It’s unclear if those arrested had returned fire.
The family of LaVoy Finicum, an Arizona rancher, said he was killed in a shooting with Oregon State Police during a traffic stop Tuesday night.
Ryan Bundy was injured during the confrontation, but has since been released from a hospital and placed in federal custody. The hospital was locked down while the suspect was treated.
A convoy of armed police vehicles was witnessed driving toward the refuge to set up roadblocks just after midnight Wednesday. A tractor blocked one road to the Malheur headquarters, where a handful of militia members were holed up through the night as others abandoned the takeover.
A member of the militia group, Jason Patrick, met with a KTVZ-TV reporter at the makeshift tractor barrier while speaking on the phone with an FBI negotiator. The agent wanted all women at the refuge to leave.
David Fry, a militiaman who continued to stream video from the wildlife refuge early Wednesday, strapped himself with a bandolier of gunshot shells and said he was “determined to take a stand.”
“They get to watch us die,” he told his viewers on “Defend Your Base” channel.
Judge Steve Grasty, a staunch opponent of the militia, heralded Tuesday’s arrests as the end of the armed occupation.
“I am relieved this situation is coming to an end,” Grasty said in a statement. “However, I am saddened by the loss of life. I hope and pray that those who remain at the Refuge will stand down peacefully.”
It’s unclear what led to the traffic stop, but a statement from federal and state police described the incident as an “enforcement action.”
Gov. Kate Brown had criticized the lack of federal action against the militia members, calling upon investigators last week to clear out the refuge.
“The situation in Harney County continues to be the subject of a federal investigation that is in progress,” Brown said in a statement Tuesday. “My priority is the safety of all Oregonians and communities. I ask for patience as officials continue pursuit of a swift and peaceful resolution.”

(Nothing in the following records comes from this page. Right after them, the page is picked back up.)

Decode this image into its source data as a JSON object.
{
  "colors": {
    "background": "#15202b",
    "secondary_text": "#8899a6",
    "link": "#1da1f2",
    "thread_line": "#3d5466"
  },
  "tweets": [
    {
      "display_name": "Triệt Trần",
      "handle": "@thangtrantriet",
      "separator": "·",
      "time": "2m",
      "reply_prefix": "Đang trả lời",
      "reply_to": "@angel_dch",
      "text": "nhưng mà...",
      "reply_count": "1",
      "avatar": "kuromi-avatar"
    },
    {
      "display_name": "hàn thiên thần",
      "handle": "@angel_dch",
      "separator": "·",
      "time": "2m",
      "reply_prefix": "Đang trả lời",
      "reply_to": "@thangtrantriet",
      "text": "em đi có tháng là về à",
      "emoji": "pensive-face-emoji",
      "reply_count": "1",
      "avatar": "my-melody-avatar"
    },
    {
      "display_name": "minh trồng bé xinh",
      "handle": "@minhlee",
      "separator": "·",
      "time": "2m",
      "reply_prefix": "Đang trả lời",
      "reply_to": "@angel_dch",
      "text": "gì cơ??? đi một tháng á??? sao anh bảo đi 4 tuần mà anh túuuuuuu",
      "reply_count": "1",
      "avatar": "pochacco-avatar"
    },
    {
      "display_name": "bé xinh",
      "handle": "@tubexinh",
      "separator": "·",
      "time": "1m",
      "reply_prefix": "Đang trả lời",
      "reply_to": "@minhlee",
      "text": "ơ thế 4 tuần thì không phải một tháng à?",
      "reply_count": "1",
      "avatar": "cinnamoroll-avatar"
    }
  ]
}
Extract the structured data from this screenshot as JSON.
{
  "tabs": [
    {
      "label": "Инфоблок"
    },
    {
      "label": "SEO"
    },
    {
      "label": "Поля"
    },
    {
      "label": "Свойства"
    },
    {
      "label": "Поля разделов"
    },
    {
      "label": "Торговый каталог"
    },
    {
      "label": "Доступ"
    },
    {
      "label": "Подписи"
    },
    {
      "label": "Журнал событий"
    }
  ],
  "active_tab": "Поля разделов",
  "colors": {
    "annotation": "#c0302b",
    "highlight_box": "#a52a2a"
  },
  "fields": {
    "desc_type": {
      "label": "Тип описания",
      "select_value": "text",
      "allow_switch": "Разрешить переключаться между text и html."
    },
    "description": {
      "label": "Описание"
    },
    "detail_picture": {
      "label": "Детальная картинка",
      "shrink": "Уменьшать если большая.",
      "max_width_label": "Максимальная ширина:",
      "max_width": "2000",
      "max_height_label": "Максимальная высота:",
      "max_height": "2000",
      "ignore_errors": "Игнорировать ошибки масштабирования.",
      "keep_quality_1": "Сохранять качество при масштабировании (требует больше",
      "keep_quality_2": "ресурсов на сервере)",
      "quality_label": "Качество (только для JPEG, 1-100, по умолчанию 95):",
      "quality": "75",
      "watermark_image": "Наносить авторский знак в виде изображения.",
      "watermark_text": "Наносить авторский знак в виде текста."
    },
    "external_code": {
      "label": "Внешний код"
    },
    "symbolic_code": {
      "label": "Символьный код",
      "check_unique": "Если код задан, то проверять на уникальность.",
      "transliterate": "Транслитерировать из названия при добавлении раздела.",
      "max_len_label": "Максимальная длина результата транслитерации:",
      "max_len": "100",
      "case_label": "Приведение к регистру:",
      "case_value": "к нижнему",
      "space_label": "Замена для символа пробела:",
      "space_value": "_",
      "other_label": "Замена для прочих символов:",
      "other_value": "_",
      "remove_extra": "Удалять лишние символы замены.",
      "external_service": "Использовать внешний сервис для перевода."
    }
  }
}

Santilli, a right-wing activist who live-streamed the goings-on at the militia headquarters, was apprehended 6:30 p.m. at a road block while trying to access the wildlife refuge.
Santilli hoped to escort women and children out of the militia base, according to an archive of his live stream. It’s never been confirmed how many children were living at the refuge with their families.
Ritzheimer, a 32-year-old who stated that he wanted to “die a free man” and did not expect to see his family again in a YouTube video recorded before the occupation, turned himself over to Arizona authorities, also on conspiracy charges.
Harney County authorities would not say where arrested militia members were being housed or when they would be booked into a jail facility. A media briefing slated for 10:30 a.m. local time Wednesday is expected to reveal more about Tuesday’s arrests.
After Santilli’s arrest, his camera continued to stream. It was later wielded by a crying woman who took the device into a motel room stocked with boxes of bottled water.
“You know what’s really strange, everyone? I don’t even know what to say,” the unidentified woman said.
The streaming stopped for several hours but restarted at around 1 a.m. as the same woman reflected on Santilli’s arrest. She spoke as a man snored in the background.
Bundy and his brothers led the armed takeoverfollowing a rally in defense of two cattle ranchers convicted of arson.Dwight Hammond, 73, and his son Steven Hammond, 46, said they lit fires on federal land in 2001 and 2006 to reduce the growth of invasive plants and protect their property from wildfires. The two were convicted three years ago. But in October, a federal judge ruled their terms were too short under U.S. law and ordered them back to prison for about four years each. Among the demands by the Bundy group is for the Hammonds to be released.
With News Wire Services